Needless to say there is about as much upheaval in the Elliot household when Billy’s enrollment in ballet is uncovered as is found at the nightly meetings in the local gym/soup kitchen.

Joy Yandell and Charlie Garton
Not to be deterred however Billy’s teacher Mrs. Wilkinson encourages the boy, much to the chagrin of his Dad and brother to practice, practice, and practice. She even suggests he try out for an audition at Royal Ballet School in London.

Joy Yandell plays Mrs. Wilkinson with panache and tough love no holds barred. Outspoken, caring mother figure and tough as nails Yandell is on top of her game and quite a dancer herself. She too is another reason to rush and see the show.

The show has a certain appeal especially to those who love the music of Elton John (none to be hummed on the way home though) and big production numbers like “Electricity”, “Angry Dance”,  “Solidarity”, “Grandma’s Dance”, “Shine”, “Express Yourself”, “Merry Christmas Margaret Thatcher”, and “We Were Born to Boogie”.

The array of dance along with ballet is expansive as well with tap, and hip-hop and the gals (students) from CBC are as adorable as can be and work the system to a T.

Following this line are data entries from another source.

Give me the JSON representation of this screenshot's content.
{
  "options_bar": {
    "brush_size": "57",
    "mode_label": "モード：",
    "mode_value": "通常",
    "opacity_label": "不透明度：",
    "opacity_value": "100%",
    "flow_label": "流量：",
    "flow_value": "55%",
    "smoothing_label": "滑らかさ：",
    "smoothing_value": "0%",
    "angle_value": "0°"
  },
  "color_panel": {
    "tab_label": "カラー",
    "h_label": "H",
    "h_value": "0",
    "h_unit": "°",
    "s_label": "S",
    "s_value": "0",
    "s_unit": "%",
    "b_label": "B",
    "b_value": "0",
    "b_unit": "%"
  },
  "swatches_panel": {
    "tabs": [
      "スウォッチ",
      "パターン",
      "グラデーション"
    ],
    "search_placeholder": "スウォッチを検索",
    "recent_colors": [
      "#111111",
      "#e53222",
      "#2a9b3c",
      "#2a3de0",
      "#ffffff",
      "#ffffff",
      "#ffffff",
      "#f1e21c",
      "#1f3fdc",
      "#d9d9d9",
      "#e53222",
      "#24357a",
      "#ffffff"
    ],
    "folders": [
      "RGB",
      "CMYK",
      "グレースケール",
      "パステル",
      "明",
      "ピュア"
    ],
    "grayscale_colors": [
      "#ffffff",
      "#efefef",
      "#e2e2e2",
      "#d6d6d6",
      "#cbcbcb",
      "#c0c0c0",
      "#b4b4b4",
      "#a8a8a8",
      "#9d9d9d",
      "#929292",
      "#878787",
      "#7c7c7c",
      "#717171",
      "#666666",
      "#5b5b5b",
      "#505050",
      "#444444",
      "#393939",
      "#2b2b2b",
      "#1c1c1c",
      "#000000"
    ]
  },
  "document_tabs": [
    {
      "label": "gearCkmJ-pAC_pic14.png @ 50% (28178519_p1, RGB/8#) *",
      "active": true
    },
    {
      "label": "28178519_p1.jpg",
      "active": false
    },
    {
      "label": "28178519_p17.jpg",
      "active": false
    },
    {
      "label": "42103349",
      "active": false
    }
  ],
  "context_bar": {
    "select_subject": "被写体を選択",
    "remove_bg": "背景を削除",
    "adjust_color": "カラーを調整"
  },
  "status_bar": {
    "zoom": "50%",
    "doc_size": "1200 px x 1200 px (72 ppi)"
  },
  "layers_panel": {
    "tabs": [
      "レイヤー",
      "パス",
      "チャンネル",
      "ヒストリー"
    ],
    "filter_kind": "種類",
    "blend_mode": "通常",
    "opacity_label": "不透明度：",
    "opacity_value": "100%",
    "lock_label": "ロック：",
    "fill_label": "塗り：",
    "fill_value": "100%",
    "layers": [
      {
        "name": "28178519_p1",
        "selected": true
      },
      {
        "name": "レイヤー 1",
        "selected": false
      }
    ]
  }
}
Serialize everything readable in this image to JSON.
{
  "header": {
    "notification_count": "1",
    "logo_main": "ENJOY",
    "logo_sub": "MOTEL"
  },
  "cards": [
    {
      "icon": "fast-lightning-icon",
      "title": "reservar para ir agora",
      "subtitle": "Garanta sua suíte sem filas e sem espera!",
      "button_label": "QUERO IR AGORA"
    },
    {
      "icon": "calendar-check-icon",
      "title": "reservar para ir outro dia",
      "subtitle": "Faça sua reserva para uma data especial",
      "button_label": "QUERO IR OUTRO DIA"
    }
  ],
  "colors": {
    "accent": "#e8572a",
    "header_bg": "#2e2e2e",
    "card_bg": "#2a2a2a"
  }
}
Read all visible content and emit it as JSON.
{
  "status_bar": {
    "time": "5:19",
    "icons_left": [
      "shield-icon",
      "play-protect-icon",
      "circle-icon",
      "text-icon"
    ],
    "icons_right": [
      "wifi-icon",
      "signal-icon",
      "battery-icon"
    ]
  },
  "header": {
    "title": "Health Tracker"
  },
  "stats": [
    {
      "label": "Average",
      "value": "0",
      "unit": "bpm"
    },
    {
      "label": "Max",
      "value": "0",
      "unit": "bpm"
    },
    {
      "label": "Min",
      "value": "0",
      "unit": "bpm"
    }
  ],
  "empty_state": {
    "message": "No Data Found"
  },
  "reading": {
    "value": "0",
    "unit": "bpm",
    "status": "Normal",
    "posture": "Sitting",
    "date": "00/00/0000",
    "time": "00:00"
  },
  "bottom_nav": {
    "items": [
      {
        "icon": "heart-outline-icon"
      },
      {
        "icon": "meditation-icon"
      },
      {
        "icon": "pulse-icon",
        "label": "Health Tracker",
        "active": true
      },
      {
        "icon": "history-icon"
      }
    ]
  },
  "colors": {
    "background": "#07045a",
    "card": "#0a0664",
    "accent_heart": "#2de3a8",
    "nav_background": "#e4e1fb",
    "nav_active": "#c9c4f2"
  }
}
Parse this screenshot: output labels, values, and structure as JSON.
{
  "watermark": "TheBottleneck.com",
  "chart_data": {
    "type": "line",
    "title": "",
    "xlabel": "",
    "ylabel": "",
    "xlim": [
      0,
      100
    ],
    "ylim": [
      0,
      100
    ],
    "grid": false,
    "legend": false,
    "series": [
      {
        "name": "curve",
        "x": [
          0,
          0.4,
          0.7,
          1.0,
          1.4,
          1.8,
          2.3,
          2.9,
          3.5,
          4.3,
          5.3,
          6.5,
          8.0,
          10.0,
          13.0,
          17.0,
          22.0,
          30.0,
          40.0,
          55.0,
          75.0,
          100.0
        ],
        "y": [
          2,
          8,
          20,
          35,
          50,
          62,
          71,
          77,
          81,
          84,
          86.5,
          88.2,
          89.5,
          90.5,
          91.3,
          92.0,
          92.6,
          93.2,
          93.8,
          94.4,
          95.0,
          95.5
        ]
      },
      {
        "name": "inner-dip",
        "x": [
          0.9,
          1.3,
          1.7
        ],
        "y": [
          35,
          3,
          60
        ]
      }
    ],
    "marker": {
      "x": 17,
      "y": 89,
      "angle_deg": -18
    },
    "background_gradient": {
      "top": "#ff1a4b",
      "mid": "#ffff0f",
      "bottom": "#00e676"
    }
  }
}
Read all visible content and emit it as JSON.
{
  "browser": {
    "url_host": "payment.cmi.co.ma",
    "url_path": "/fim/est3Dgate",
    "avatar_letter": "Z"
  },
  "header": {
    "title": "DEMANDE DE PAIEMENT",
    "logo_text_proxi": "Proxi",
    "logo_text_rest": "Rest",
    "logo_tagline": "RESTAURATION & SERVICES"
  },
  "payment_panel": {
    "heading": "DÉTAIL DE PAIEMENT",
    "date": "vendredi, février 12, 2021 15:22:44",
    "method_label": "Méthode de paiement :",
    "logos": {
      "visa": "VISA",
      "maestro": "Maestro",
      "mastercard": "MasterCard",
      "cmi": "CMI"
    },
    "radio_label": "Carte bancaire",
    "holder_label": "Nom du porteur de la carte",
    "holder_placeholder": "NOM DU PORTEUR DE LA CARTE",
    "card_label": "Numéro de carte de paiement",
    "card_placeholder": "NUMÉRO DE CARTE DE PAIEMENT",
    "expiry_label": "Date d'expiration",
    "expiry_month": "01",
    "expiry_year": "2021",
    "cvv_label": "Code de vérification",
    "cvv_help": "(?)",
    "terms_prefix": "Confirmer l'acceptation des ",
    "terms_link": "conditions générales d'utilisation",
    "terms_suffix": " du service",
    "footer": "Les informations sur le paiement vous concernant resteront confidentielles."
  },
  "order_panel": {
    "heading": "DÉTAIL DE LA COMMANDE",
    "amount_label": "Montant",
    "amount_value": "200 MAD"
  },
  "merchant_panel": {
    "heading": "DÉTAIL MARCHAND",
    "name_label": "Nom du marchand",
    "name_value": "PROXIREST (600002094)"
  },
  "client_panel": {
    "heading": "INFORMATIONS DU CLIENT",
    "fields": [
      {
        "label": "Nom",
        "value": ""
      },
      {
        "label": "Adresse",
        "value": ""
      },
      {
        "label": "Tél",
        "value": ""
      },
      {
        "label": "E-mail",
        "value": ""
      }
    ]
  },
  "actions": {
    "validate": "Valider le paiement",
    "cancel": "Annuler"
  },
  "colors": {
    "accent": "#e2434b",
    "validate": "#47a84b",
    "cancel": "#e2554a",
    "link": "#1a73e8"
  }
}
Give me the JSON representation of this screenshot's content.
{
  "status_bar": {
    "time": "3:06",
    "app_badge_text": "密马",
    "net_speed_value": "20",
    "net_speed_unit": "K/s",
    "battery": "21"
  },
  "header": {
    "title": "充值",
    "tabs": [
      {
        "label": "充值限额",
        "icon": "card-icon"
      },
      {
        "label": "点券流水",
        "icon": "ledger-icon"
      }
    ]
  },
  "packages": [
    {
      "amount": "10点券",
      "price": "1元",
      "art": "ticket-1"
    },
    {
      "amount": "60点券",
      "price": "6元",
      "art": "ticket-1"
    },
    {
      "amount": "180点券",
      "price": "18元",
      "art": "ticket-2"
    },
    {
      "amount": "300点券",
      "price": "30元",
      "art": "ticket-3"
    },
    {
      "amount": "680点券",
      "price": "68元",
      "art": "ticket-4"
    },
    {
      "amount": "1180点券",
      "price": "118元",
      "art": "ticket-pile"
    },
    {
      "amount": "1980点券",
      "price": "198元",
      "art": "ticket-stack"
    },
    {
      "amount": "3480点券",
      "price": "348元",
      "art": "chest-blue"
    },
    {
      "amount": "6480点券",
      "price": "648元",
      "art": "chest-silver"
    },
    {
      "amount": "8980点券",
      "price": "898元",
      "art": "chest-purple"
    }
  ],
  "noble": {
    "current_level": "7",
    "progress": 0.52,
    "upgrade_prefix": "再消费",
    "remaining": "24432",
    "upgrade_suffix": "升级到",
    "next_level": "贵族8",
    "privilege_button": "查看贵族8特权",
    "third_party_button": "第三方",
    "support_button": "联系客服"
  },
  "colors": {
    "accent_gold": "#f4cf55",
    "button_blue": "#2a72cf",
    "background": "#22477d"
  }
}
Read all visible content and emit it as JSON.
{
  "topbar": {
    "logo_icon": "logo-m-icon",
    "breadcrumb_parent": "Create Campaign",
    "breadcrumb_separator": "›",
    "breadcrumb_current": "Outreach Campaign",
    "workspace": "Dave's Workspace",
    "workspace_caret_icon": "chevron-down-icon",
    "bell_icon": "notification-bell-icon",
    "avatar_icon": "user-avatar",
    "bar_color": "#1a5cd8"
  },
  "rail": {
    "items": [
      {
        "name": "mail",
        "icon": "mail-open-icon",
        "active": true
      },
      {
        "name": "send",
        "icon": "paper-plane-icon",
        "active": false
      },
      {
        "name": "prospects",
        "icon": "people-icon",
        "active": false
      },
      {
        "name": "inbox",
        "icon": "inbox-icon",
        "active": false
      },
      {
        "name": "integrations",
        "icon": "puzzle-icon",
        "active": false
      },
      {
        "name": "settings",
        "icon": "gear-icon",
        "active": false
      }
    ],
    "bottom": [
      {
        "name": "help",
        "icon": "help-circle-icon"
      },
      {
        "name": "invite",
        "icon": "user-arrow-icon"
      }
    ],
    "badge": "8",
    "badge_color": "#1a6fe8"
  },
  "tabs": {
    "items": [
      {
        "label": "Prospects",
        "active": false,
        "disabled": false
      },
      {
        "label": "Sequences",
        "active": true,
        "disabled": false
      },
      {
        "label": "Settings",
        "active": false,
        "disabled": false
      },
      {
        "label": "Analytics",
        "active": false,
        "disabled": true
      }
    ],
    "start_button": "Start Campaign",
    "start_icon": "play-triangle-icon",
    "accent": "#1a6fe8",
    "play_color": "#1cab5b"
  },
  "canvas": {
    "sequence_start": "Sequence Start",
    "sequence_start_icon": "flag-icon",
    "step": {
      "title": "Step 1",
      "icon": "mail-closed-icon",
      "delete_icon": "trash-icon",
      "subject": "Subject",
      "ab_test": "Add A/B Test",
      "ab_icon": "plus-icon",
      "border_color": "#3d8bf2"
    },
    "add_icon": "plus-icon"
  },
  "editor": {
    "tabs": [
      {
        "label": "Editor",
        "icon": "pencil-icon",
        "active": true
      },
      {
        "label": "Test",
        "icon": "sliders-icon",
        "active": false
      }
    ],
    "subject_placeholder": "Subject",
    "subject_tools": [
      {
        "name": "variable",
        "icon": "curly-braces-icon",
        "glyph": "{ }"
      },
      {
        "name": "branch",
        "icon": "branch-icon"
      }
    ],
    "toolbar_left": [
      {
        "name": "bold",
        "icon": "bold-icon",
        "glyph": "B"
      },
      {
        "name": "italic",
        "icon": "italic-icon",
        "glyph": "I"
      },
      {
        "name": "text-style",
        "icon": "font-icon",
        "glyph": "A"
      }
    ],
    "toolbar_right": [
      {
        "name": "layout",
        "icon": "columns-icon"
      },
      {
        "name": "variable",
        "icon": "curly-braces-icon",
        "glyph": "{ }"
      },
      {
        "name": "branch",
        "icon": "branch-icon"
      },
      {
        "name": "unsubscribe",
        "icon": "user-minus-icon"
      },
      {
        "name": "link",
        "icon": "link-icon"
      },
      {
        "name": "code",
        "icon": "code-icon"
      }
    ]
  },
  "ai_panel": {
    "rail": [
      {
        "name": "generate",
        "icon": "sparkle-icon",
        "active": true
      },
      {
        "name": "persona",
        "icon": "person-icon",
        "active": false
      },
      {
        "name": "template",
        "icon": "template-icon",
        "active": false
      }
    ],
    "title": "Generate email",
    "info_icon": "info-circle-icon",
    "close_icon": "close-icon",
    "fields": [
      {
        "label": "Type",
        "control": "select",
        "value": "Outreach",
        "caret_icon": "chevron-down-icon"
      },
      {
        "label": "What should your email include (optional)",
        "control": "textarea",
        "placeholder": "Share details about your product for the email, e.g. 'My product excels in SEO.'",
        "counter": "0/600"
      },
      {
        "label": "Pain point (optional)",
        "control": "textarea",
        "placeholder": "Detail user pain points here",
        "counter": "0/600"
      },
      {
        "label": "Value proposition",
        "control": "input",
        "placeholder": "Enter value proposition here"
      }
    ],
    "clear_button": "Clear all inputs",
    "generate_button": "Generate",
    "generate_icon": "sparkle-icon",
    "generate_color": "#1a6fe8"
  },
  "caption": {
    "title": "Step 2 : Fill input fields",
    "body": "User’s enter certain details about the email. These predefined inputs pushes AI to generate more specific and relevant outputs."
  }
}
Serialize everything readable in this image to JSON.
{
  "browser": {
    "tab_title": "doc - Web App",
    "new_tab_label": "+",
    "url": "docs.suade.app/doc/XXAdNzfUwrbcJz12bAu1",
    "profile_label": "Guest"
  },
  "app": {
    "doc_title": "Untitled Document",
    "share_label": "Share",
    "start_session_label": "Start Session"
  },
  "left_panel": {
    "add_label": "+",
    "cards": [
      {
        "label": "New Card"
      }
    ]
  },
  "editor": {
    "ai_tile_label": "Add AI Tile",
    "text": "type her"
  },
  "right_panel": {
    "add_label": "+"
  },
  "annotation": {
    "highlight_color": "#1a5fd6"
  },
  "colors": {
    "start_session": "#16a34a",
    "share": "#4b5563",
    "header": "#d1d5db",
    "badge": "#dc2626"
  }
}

All those ‘youngins in tutus are the cutest ever but the funniest, and we have to assume trending gay, is Billy’s friend Michael played with wondrous joy and glee by the curly red haired cross dressing Mackernan  (Mac) Jarman especially when he puts one on and complains about the crotch being too tight. It’s a fun moment in another wise heavy and hard -hitting production. Another reason to see it.  

There is one big and stunning ballet a scene from “Swan Lake” featuring young Garton and California Ballet Principal dancer, a beautiful Zachary Guthier as the accomplished and older Elliot. Shivers and tears could be described as dueling feelings that raced through my body throughout that piece. Another reason to see it.

Charlie Garton with Zachary Guthier
This marks SDMT 11th year and as a company has produced some of the best musical theatre out city has been able to enjoy. This particular production and choice is gutsy and while it will prove to be an audience pleaser over all it does get bogged down by the thick northern England accents (I know) even with dialect coach Vanessa Dinning coaxing. Some dialogue and musical numbers were almost incomprehensible to yours truly.

Overall the cast is terrific with strong voices and great dancing. There is so much in this show to see and appreciate, some necessary, some not so to cover here so as not to take anything away from your enjoyment.

Excellent support comes from the extra large cast of over forty including some favorites, Ed Hollingsworth, Paul Morgavo, Amy Perkins and Debra Wanger to mention a few. 
Cast of Billy Elliot The Musical
Lighting designer Christina Martin, Janet Pitcher’s costumes, Kevin Anthenill’s sound design and the multifaceted and utilitarian set design works as quick scene changes move the story along also assist in proving this to be one of SDMT's standout productions.   

Some of the language and gestures border on the R ratings side. Parents of younger children, who might, under ordinary circumstances love the dancing and might even relate to Billy’s struggles, should be put on notice.

There are over forty reasons to see "Billy Elliot The Musical". I can't think of one not to see it.  
See you at the theatre.

Dates:  Through Oct. 8th.
Organization: San Diego Musical Theatre
Phone: 858.560.5740
Production Type: Musical
Where: 121 Broadway, Downtown San Diego, CA. 92101
Ticket Prices: Range from $22.00-$72.00
Venue: Spreckles Theatre

Photo: Ken Jacques